# edit config filesudo vim /etc/nginx/conf.d/

# update server_name from thisserver_name localhost;;

# to your domain nameserver_name;

# make sure to restart nginx againsudo systemctl restart nginx

The DNS changes can take a while to propagate, but once they do, you’ll be able to access your server using your own domain name instead of the static IP.

All that’s left is to create some SSL certificates so everything is running on HTTPS and we’re done. The simplest and free option is to use the certbot utility which generates certificates issued by Let’s Encrypt. Certbot also offers utils based on your web server (in our case nginx) and you install it like so:

# this assumes you've already installed the# epel-release repository in the previous stepssudo yum install certbot-nginx

If you’ve checked HTTP and HTTPS when you created the VM instance, you can skip this step. If not, we need to allow access through the firewall on ports 80 and 443 so run these commands:

# for systems with firewalld firewallsudo firewall-cmd --add-service=httpsudo firewall-cmd --add-service=httpssudo firewall-cmd --runtime-to-permanent

# for systems with iptables firewallsudo iptables -I INPUT -p tcp -m tcp --dport 80 -j ACCEPTsudo iptables -I INPUT -p tcp -m tcp --dport 443 -j ACCEPT

Once we’ve done these steps, we can ask certbot to issue an SSL certificate for our domain and sub-domain like so:

sudo certbot --nginx -d -d

If you’re running it for the first time, certbot will ask you a few questions, one of which will be related to HTTP traffic; specifically if we allow HTTP traffic or only HTTPS, I will pick: “Secure - Make all requests redirect to secure HTTPS access

Certbot will automatically update your nginx config file with the newly generated SSL certificates. You can test the strength of your SSL certificates here. These are free but need renewal once every 3 months.

There are 2 ways to approach this, you can:

  • manually run certbot renew once every 3 months (#boring, #tedious, #iForgot) or
  • create a system cron job to run this command for you

If you create a SSL auto-renewal cron job, it’s recommended that you run this command at least once or twice per day. On CentOS 7, cronie is running by default.

# verify croni is installedsudo rpm -q cronie

# install croni if necessarysudo yum install cronie

# check if crond service is runningsudo systemctl status crond.service

# display help info about cron jobssudo cat /etc/crontab

# open cron jobs file in default editorsudo crontab -e

# add cron job to update SSL every day at 2:00 AM0 2 * * * /usr/bin/certbot renew --quiet

# restart crond service after making changes to cron jobsudo systemctl restart crond.service

If you want to use nginx as a reverse proxy (in case you’re running a NodeJS instance on another port) you only need to edit your config file to something like this:

server {...

location / {  
    proxy\_set\_header X-Forwarded-For $remote\_addr;  
    proxy\_set\_header Host $http\_host;  
    proxy\_pass "[](";  

# SSL configs added by certbot  

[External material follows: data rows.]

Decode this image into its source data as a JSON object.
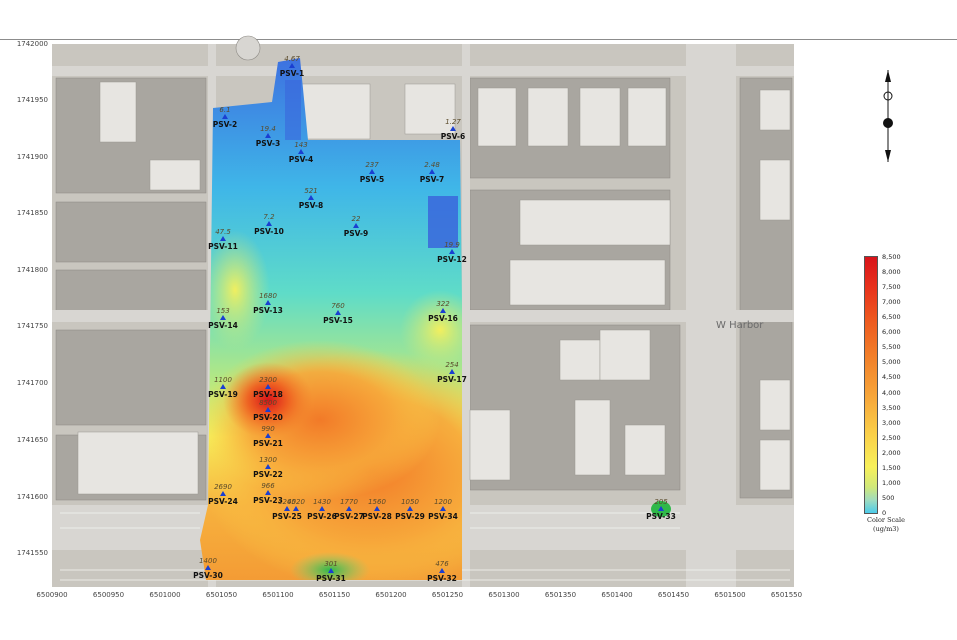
{
  "map": {
    "y_ticks": [
      "1742000",
      "1741950",
      "1741900",
      "1741850",
      "1741800",
      "1741750",
      "1741700",
      "1741650",
      "1741600",
      "1741550"
    ],
    "x_ticks": [
      "6500900",
      "6500950",
      "6501000",
      "6501050",
      "6501100",
      "6501150",
      "6501200",
      "6501250",
      "6501300",
      "6501350",
      "6501400",
      "6501450",
      "6501500",
      "6501550"
    ],
    "street_label": "W Harbor",
    "colors": {
      "high": "#d8131a",
      "mid": "#f2822a",
      "low_mid": "#fad24a",
      "low": "#9fdcc0",
      "lowest": "#4ccbea",
      "marker": "#1a3fd1"
    }
  },
  "probes": [
    {
      "id": "PSV-1",
      "value": "4.67"
    },
    {
      "id": "PSV-2",
      "value": "6.1"
    },
    {
      "id": "PSV-3",
      "value": "19.4"
    },
    {
      "id": "PSV-4",
      "value": "143"
    },
    {
      "id": "PSV-5",
      "value": "237"
    },
    {
      "id": "PSV-6",
      "value": "1.27"
    },
    {
      "id": "PSV-7",
      "value": "2.48"
    },
    {
      "id": "PSV-8",
      "value": "521"
    },
    {
      "id": "PSV-9",
      "value": "22"
    },
    {
      "id": "PSV-10",
      "value": "7.2"
    },
    {
      "id": "PSV-11",
      "value": "47.5"
    },
    {
      "id": "PSV-12",
      "value": "19.9"
    },
    {
      "id": "PSV-13",
      "value": "1680"
    },
    {
      "id": "PSV-14",
      "value": "153"
    },
    {
      "id": "PSV-15",
      "value": "760"
    },
    {
      "id": "PSV-16",
      "value": "322"
    },
    {
      "id": "PSV-17",
      "value": "254"
    },
    {
      "id": "PSV-18",
      "value": "2300"
    },
    {
      "id": "PSV-19",
      "value": "1100"
    },
    {
      "id": "PSV-20",
      "value": "8500"
    },
    {
      "id": "PSV-21",
      "value": "990"
    },
    {
      "id": "PSV-22",
      "value": "1300"
    },
    {
      "id": "PSV-23",
      "value": "966"
    },
    {
      "id": "PSV-24",
      "value": "2690"
    },
    {
      "id": "PSV-25",
      "value": "1260"
    },
    {
      "id": "PSV-25b",
      "value": "4520"
    },
    {
      "id": "PSV-26",
      "value": "1430"
    },
    {
      "id": "PSV-27",
      "value": "1770"
    },
    {
      "id": "PSV-28",
      "value": "1560"
    },
    {
      "id": "PSV-29",
      "value": "1050"
    },
    {
      "id": "PSV-30",
      "value": "1400"
    },
    {
      "id": "PSV-31",
      "value": "301"
    },
    {
      "id": "PSV-32",
      "value": "476"
    },
    {
      "id": "PSV-33",
      "value": "205"
    },
    {
      "id": "PSV-34",
      "value": "1200"
    }
  ],
  "legend": {
    "ticks": [
      "8,500",
      "8,000",
      "7,500",
      "7,000",
      "6,500",
      "6,000",
      "5,500",
      "5,000",
      "4,500",
      "4,000",
      "3,500",
      "3,000",
      "2,500",
      "2,000",
      "1,500",
      "1,000",
      "500",
      "0"
    ],
    "title": "Color Scale",
    "units": "(ug/m3)"
  }
}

Take note of the proxy_pass and add the port your NodeJS server is running on. As a side note, you should probably run your NodeJS through PM2 or a similar process manager.

You now have a very basic site running on Google Cloud Compute Engine with SSL auto-renewal.

Congratulations and happy coding!